Secrecy in the voting booth has become a thing of the past for those ready to share their views and daily lives on social media, but laws nationwide are mixed on whether voters are allowed to take pictures of themselves voting and their ballots.
How states in our area handle the question :
Ohio: Has a longstanding prohibition against voters letting their ballot be seen with the "apparent intention" of letting it be known how they are about to vote. The state elections chief has advised local election boards to consult their own attorneys about how to apply the law. Sherry Poland, director of the Hamilton County Board of Elections, said Monday her office was consulting with its legal counsel at the Hamilton County Prosecutor's Office. Triffon P. Callos, Prosecutor Joe Deters' chief of staff, said the prosecutor wouldn't be monitoring social media for ballot selfies.

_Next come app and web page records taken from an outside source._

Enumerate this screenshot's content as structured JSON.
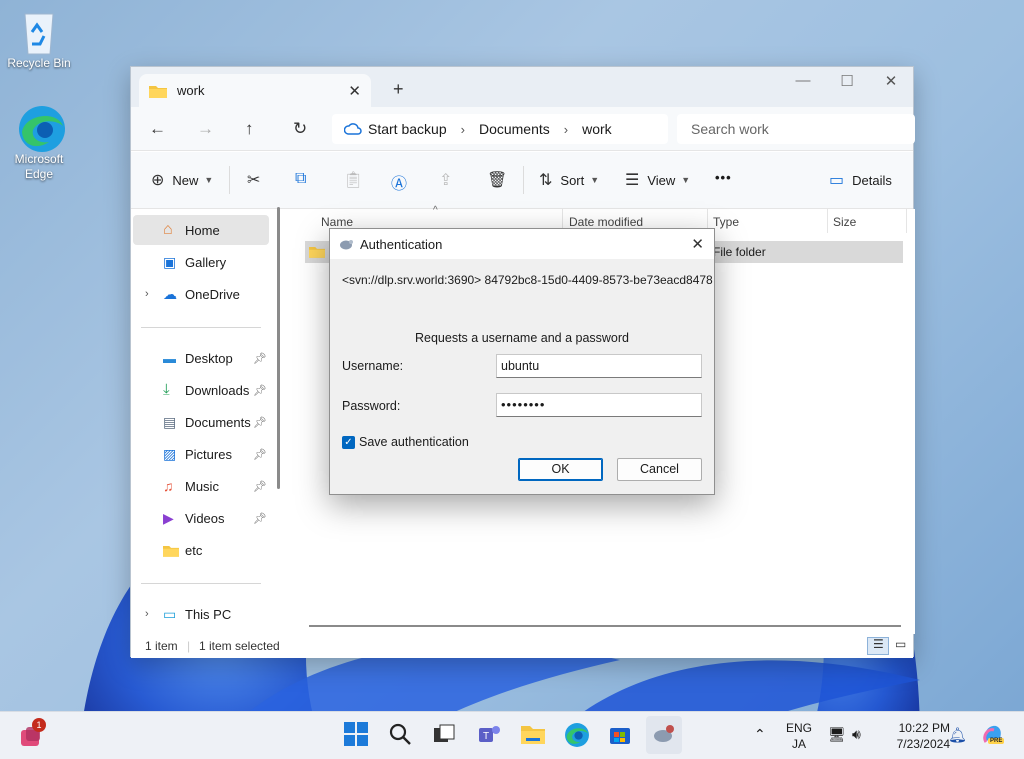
{
  "desktop": {
    "icons": [
      {
        "label": "Recycle Bin"
      },
      {
        "label": "Microsoft Edge"
      }
    ]
  },
  "explorer": {
    "tab_title": "work",
    "new_tab": "+",
    "window_controls": {
      "minimize": "—",
      "maximize": "☐",
      "close": "✕"
    },
    "breadcrumb": [
      "Start backup",
      "Documents",
      "work"
    ],
    "search_placeholder": "Search work",
    "toolbar": {
      "new": "New",
      "sort": "Sort",
      "view": "View",
      "more": "•••",
      "details": "Details"
    },
    "sidebar": {
      "home": "Home",
      "gallery": "Gallery",
      "onedrive": "OneDrive",
      "pinned": [
        {
          "label": "Desktop",
          "icon": "desktop-icon"
        },
        {
          "label": "Downloads",
          "icon": "download-icon"
        },
        {
          "label": "Documents",
          "icon": "document-icon"
        },
        {
          "label": "Pictures",
          "icon": "picture-icon"
        },
        {
          "label": "Music",
          "icon": "music-icon"
        },
        {
          "label": "Videos",
          "icon": "video-icon"
        },
        {
          "label": "etc",
          "icon": "folder-icon"
        }
      ],
      "this_pc": "This PC"
    },
    "columns": {
      "name": "Name",
      "date": "Date modified",
      "type": "Type",
      "size": "Size"
    },
    "rows": [
      {
        "type": "File folder"
      }
    ],
    "status": {
      "count": "1 item",
      "selected": "1 item selected"
    }
  },
  "dialog": {
    "title": "Authentication",
    "realm": "<svn://dlp.srv.world:3690> 84792bc8-15d0-4409-8573-be73eacd8478",
    "request": "Requests a username and a password",
    "username_label": "Username:",
    "username_value": "ubuntu",
    "password_label": "Password:",
    "password_value": "••••••••",
    "save_auth_label": "Save authentication",
    "save_auth_checked": true,
    "ok": "OK",
    "cancel": "Cancel"
  },
  "taskbar": {
    "badge": "1",
    "lang_top": "ENG",
    "lang_bottom": "JA",
    "time": "10:22 PM",
    "date": "7/23/2024",
    "copilot_badge": "PRE"
  },
  "colors": {
    "accent": "#0067c0",
    "selection": "#e5e5e5",
    "window_chrome": "#f7f9fb"
  }
}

"If we receive a complaint that someone was insisting that a voter produce a picture of their ballot, then we would take this very seriously," Callos said.

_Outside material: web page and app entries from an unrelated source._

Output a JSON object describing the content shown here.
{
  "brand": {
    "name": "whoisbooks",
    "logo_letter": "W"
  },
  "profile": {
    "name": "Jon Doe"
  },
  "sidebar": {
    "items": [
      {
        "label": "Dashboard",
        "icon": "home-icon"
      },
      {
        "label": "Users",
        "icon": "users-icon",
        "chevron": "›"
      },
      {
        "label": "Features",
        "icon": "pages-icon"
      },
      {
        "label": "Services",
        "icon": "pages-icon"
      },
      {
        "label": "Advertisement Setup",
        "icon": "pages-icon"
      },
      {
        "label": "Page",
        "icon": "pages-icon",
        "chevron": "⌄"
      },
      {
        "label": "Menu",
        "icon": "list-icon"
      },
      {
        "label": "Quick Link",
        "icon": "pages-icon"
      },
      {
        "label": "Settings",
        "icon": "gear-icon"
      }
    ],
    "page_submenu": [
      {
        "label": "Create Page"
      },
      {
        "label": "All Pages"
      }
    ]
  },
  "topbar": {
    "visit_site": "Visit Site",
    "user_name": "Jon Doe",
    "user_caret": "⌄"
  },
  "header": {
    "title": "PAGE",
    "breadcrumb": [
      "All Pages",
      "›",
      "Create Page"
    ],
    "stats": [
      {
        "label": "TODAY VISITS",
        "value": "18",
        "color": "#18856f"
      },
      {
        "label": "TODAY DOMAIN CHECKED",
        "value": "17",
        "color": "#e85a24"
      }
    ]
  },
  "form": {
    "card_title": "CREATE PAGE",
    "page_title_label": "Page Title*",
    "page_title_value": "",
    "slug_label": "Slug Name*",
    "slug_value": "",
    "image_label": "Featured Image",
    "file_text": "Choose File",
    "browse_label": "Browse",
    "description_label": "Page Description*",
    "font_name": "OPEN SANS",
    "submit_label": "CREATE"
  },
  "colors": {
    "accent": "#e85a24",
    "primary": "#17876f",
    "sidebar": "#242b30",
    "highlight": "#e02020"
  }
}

Kentucky: Secretary of state spokesman Bradford Queen says state law does not allow people to record the likeness of a voter, but the law does not say whether voters can record their own likeness. Therefore, the secretary of state's office routinely tells county clerks the law does not prohibit ballot selfies.

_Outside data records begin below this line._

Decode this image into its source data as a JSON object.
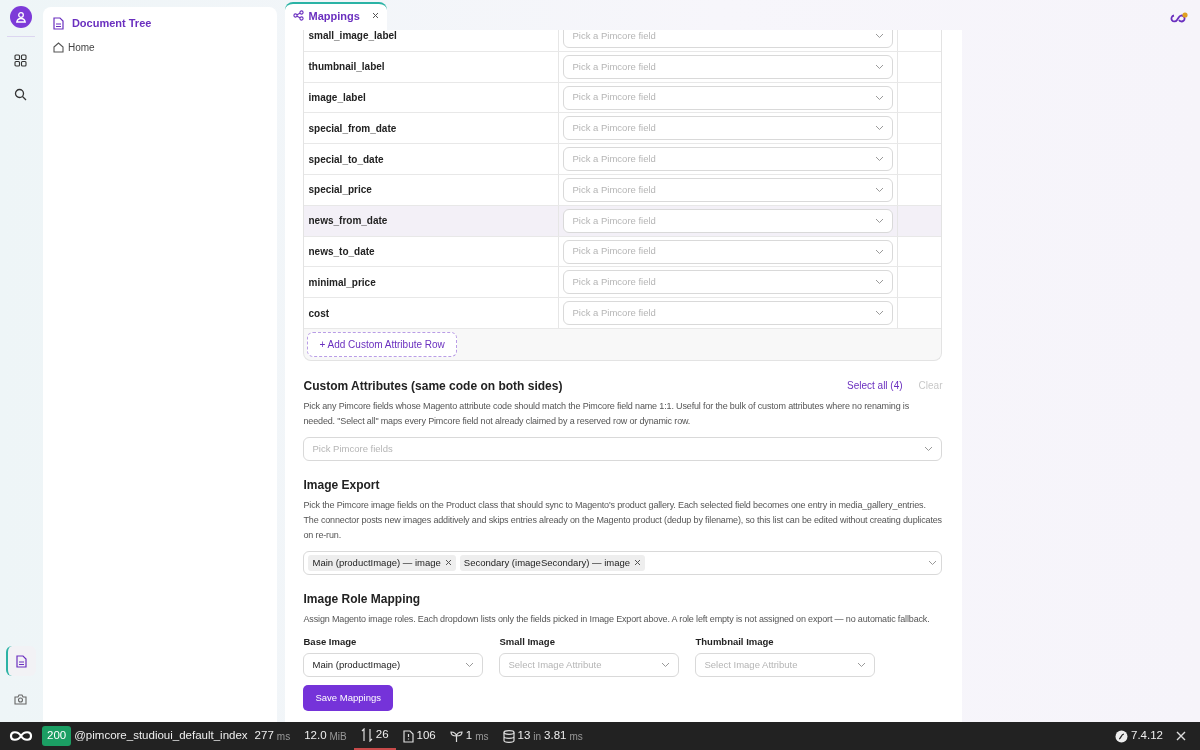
{
  "rail": {
    "items": [
      {
        "kind": "apps",
        "selected": false
      },
      {
        "kind": "search",
        "selected": false
      }
    ],
    "bottom_items": [
      {
        "kind": "documents",
        "selected": true
      },
      {
        "kind": "camera",
        "selected": false
      }
    ]
  },
  "tree": {
    "title": "Document Tree",
    "items": [
      {
        "label": "Home"
      }
    ]
  },
  "tabs": [
    {
      "label": "Mappings",
      "selected": true,
      "closable": true
    }
  ],
  "mapping_table": {
    "rows": [
      {
        "attribute": "small_image_label",
        "placeholder": "Pick a Pimcore field",
        "highlighted": false
      },
      {
        "attribute": "thumbnail_label",
        "placeholder": "Pick a Pimcore field",
        "highlighted": false
      },
      {
        "attribute": "image_label",
        "placeholder": "Pick a Pimcore field",
        "highlighted": false
      },
      {
        "attribute": "special_from_date",
        "placeholder": "Pick a Pimcore field",
        "highlighted": false
      },
      {
        "attribute": "special_to_date",
        "placeholder": "Pick a Pimcore field",
        "highlighted": false
      },
      {
        "attribute": "special_price",
        "placeholder": "Pick a Pimcore field",
        "highlighted": false
      },
      {
        "attribute": "news_from_date",
        "placeholder": "Pick a Pimcore field",
        "highlighted": true
      },
      {
        "attribute": "news_to_date",
        "placeholder": "Pick a Pimcore field",
        "highlighted": false
      },
      {
        "attribute": "minimal_price",
        "placeholder": "Pick a Pimcore field",
        "highlighted": false
      },
      {
        "attribute": "cost",
        "placeholder": "Pick a Pimcore field",
        "highlighted": false
      }
    ],
    "add_button": "+ Add Custom Attribute Row"
  },
  "custom_attributes": {
    "title": "Custom Attributes (same code on both sides)",
    "select_all": {
      "label": "Select all (4)",
      "disabled": false
    },
    "clear": {
      "label": "Clear",
      "disabled": true
    },
    "description": "Pick any Pimcore fields whose Magento attribute code should match the Pimcore field name 1:1. Useful for the bulk of custom attributes where no renaming is needed. \"Select all\" maps every Pimcore field not already claimed by a reserved row or dynamic row.",
    "field": {
      "placeholder": "Pick Pimcore fields"
    }
  },
  "image_export": {
    "title": "Image Export",
    "description": "Pick the Pimcore image fields on the Product class that should sync to Magento's product gallery. Each selected field becomes one entry in media_gallery_entries. The connector posts new images additively and skips entries already on the Magento product (dedup by filename), so this list can be edited without creating duplicates on re-run.",
    "tags": [
      "Main (productImage) — image",
      "Secondary (imageSecondary) — image"
    ]
  },
  "image_roles": {
    "title": "Image Role Mapping",
    "description": "Assign Magento image roles. Each dropdown lists only the fields picked in Image Export above. A role left empty is not assigned on export — no automatic fallback.",
    "roles": [
      {
        "label": "Base Image",
        "value": "Main (productImage)"
      },
      {
        "label": "Small Image",
        "placeholder": "Select Image Attribute"
      },
      {
        "label": "Thumbnail Image",
        "placeholder": "Select Image Attribute"
      }
    ]
  },
  "save_button": "Save Mappings",
  "debug_toolbar": {
    "status": "200",
    "route": "@pimcore_studioui_default_index",
    "time": "277",
    "time_unit": "ms",
    "memory": "12.0",
    "memory_unit": "MiB",
    "requests": "26",
    "requests_highlighted": true,
    "files": "106",
    "events": "1",
    "events_unit": "ms",
    "queries": "13",
    "queries_in": "in",
    "queries_time": "3.81",
    "queries_unit": "ms",
    "version": "7.4.12"
  }
}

Indiana: A federal judge last year barred the state from enforcing a law prohibiting ballot selfies. The American Civil Liberties Union of Indiana had sued the state, contending that it violates voters' First Amendment rights.
Nationally, the Associated Press found taking a selfie while voting is considered a crime in most states. But a ruling handed down from a federal appeals court last month could pave the way toward legalizing election booth photography.
Social media company Snapchat took the state of New Hampshire to federal court over the issue. The state argued that the law was necessary to to prevent ballot photography to be used as a means of voting fraud or intimidation. The plaintiffs argued that prohibiting ballot photography denied voters their free speech rights.
On Sept. 28, a federal appeals court ruled 3-0 that the state had not shown that it was using the least restrictive means to achieve a compelling state interest of prohibiting voting fraud. According to the ruling, New Hampshire Secretary of State William Gardner was unable to show examples of how ballot photography led to voting fraud.
"The restriction affects voters who are engaged in core political speech, an area highly protected by the First Amendment," the ruling states. "There is an increased use of social media and ballot selfies in particular in service of political speech by voters. A ban on ballot selfies would suppress a large swath of political speech."
The judges suggested a less restrictive law that would prohibit people from taking a photo of their completed ballot.
While that ruling only applies to New Hampshire, and the ruling could be appealed to the Supreme Court, the ruling could change a long-standing precedent of banning election booth photos.